A week ago, this column commented on the status of technical education in Rwanda. From the feedback received, it is only fair and just that we talk about the other side of the coin- higher/university education.
The simplest way to define higher education institutes/universities in Rwanda is that they offer degree certificates. However, just so that we are on the same page, let us define terms and put matters in a proper context. The word ‘University’ is derived from ‘universal’ which itself comes from ‘universe’ which mean earth, life, cosmos. Thus, university degree should be universal- it should be recognized worldwide as complete in fulfilling its objectives and at worst be at par with similar degrees from any other part of the globe- the universe. It must be competitive.
To fulfill these requirements, the education that leads to the degree certificate must be based on, not only academics, but also research and community involvement. These are the three missions of a university.
Rwandan Universities do not do too badly on the academic front. In fact, it seems a foregone conclusion, erroneously, that this is the only mission that the university has. Why else would we be calling them the academia?

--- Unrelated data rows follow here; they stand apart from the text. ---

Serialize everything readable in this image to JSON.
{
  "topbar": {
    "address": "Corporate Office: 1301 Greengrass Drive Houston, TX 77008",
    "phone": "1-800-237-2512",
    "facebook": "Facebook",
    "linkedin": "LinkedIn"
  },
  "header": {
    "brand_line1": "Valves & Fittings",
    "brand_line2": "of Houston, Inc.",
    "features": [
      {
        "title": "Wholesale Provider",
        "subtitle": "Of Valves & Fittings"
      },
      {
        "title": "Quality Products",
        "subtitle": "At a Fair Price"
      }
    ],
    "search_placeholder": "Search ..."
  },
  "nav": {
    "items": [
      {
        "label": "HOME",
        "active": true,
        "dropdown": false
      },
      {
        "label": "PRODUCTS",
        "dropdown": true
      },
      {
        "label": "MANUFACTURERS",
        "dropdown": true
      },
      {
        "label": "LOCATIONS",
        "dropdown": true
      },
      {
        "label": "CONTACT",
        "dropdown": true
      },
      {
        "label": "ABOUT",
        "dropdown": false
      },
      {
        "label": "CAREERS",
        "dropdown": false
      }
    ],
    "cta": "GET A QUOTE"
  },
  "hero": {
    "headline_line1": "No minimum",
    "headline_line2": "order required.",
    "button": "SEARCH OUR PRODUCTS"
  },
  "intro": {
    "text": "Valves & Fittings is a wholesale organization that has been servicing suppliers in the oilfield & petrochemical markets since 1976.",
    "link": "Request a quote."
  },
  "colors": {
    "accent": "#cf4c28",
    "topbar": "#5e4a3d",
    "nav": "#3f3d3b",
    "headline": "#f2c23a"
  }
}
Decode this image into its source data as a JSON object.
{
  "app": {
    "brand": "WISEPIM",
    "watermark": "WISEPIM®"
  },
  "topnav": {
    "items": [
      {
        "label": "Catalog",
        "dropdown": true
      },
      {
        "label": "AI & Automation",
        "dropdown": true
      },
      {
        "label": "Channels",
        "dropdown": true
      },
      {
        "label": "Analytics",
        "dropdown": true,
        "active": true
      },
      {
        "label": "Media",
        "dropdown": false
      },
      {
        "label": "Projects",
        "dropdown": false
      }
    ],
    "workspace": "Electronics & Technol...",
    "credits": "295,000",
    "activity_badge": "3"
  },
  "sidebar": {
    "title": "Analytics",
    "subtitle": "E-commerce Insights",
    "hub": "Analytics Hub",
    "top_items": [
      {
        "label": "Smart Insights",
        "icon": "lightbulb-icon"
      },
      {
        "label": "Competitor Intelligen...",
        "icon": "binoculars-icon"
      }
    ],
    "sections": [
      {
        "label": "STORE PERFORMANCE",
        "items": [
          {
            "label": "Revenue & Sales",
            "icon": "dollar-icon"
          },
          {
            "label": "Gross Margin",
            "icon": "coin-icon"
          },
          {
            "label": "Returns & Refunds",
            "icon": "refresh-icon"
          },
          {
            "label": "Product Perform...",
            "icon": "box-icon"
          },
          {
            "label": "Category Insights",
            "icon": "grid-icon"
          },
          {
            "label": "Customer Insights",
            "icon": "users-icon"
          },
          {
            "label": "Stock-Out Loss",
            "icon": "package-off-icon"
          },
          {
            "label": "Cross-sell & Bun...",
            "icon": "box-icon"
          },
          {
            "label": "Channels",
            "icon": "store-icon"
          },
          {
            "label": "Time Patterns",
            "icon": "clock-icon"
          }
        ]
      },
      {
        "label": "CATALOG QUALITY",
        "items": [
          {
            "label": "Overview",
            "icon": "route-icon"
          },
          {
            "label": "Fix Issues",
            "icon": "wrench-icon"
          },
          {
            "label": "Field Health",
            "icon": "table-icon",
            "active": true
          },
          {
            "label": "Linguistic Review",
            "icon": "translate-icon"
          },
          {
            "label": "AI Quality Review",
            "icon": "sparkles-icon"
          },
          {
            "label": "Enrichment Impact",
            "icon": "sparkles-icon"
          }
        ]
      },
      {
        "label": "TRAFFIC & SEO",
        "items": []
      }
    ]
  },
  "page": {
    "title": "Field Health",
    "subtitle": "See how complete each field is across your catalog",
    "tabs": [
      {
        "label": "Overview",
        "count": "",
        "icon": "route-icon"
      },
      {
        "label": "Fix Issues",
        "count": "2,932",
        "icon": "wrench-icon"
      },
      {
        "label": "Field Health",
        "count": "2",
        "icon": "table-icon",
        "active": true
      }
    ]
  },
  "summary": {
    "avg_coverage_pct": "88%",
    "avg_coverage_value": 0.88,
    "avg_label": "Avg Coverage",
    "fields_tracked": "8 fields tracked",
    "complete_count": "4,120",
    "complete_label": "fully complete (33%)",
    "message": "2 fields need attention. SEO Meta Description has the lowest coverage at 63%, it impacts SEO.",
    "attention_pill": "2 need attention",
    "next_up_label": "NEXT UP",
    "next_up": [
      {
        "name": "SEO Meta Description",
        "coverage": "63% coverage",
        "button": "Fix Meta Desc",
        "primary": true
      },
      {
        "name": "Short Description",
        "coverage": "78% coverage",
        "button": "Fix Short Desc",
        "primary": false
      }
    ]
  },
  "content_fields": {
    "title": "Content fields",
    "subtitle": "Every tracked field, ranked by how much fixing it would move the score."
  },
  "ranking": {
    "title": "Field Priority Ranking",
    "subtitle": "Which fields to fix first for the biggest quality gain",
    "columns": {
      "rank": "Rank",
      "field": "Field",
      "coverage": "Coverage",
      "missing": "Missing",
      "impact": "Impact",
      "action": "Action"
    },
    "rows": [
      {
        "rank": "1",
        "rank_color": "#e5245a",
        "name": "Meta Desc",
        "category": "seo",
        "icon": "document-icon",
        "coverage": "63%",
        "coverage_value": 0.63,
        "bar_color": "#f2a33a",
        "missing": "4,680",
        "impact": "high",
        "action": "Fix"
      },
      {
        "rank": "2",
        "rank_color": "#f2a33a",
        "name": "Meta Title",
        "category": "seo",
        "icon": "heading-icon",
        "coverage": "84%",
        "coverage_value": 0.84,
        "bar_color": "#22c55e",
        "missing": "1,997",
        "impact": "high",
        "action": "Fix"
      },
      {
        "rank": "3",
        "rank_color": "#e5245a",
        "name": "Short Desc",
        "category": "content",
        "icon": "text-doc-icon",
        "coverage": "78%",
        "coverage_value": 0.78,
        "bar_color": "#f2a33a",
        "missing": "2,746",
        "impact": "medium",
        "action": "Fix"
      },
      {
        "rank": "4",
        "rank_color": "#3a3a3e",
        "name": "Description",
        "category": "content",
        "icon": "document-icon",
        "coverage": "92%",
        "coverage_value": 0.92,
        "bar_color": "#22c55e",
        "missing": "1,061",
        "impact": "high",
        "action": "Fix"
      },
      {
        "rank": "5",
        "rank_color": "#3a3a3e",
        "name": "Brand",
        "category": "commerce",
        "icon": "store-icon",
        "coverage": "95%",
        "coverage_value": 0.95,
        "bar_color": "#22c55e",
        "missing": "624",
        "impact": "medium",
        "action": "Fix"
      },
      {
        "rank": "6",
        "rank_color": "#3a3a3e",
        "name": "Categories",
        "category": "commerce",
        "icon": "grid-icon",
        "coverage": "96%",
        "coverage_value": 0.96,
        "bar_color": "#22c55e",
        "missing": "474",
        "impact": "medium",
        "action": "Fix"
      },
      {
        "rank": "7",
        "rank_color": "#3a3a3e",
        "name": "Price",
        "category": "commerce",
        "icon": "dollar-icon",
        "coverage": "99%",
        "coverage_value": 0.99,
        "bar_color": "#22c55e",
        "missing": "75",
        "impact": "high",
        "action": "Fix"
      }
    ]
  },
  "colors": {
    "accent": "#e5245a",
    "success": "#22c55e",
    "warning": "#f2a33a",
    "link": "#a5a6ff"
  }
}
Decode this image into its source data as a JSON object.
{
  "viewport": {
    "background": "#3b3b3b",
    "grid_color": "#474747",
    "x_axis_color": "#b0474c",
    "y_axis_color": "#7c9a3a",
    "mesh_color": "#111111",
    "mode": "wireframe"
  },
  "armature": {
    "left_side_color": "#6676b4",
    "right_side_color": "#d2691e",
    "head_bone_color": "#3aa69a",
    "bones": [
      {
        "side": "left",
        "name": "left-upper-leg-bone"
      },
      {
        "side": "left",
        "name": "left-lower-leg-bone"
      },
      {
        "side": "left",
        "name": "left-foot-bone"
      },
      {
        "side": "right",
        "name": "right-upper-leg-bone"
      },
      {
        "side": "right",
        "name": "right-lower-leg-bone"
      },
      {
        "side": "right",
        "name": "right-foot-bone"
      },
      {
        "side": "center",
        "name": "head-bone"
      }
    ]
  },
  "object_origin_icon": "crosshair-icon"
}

Research seems to be the bane of our university system. Mostly, this is presumed to be due to lack of funding.
This is not entirely true however. To properly engage in research as they should, university needs to proactively and innovatively pursue its third mission- community involvement. Universities have to engage with both public and private sectors in delivering their mandate. They have to drop the compartmentalized, atomistic thinking that they have.
If universities saw themselves more and more as a part of the communities that they live in, a part of the whole- they play their roles better. They would seek to engage the other parts. University of Rwanda’s College of Business and Economics, mercifully has began to do this. We congratulate them and urge them to keep engaging the society and other institutions as they have began.
Are our graduates universally competitive? The completely truthful answer is out there. I A scene from meeting between His Excellency the President, Paul Kagame, and students two or three years ago provided useful pointer. I listened to the deliberations over the radio. One question in particular caught my attention. A student asked that the President ensures that they get employment as it seems that employers did not prefer them. They sought protectionism. He got a long approving applause from his colleagues before his question was answered.
The President’s answer, was a fair and practical one; if they are competent he would be happy to ensure that they are employed.
Perhaps the students just suffered the jitters. I have with many local graduates who are quite competent. But as everyone knows the market rules. If, it is even remotely possible that employers would prefer other graduates over ours then we must get to work. We must know what needs to be fixed. In Rwanda, and indeed most African countries; it will most likely be an exposure problem. Many of our students are not exposed to the industries and are not up to date in the current trends in their areas.
The teaching methodologies have to change. Most university education in our parts is theory based. This has led to unfortunate practices like cramming and plagiarism which are only good if one is training parrots. They are indicators that the learners have not understood the very essence of their education. Theory should augment practice…no more. As Professor Jeffrey Sachs puts it they should see it, do it and teach it…much like the medical school training. Heads must compliment hands.
To achieve the level of practicality that universities need, a closer collaboration with Technical Vocational Education and Training (TVET) would be the best way to achieve quick wins. Ideally one can postulate that a TVET graduate who goes on to degree would be better at their field than a typical university graduate. They are more practical. Universities need to give their student a dose of this practical ‘TVET experience”
One other thing that needs review is our view of university education. The focus on the papers rather than the knowledge is misguided and hurts us badly. It makes graduates ‘paper tigers’… quite literally!
We can change the world, but first we must change our world by changing ourselves by improving how we do things.
The writer is a Project Management and Entrepreneurship Development Consultant based in Kigali.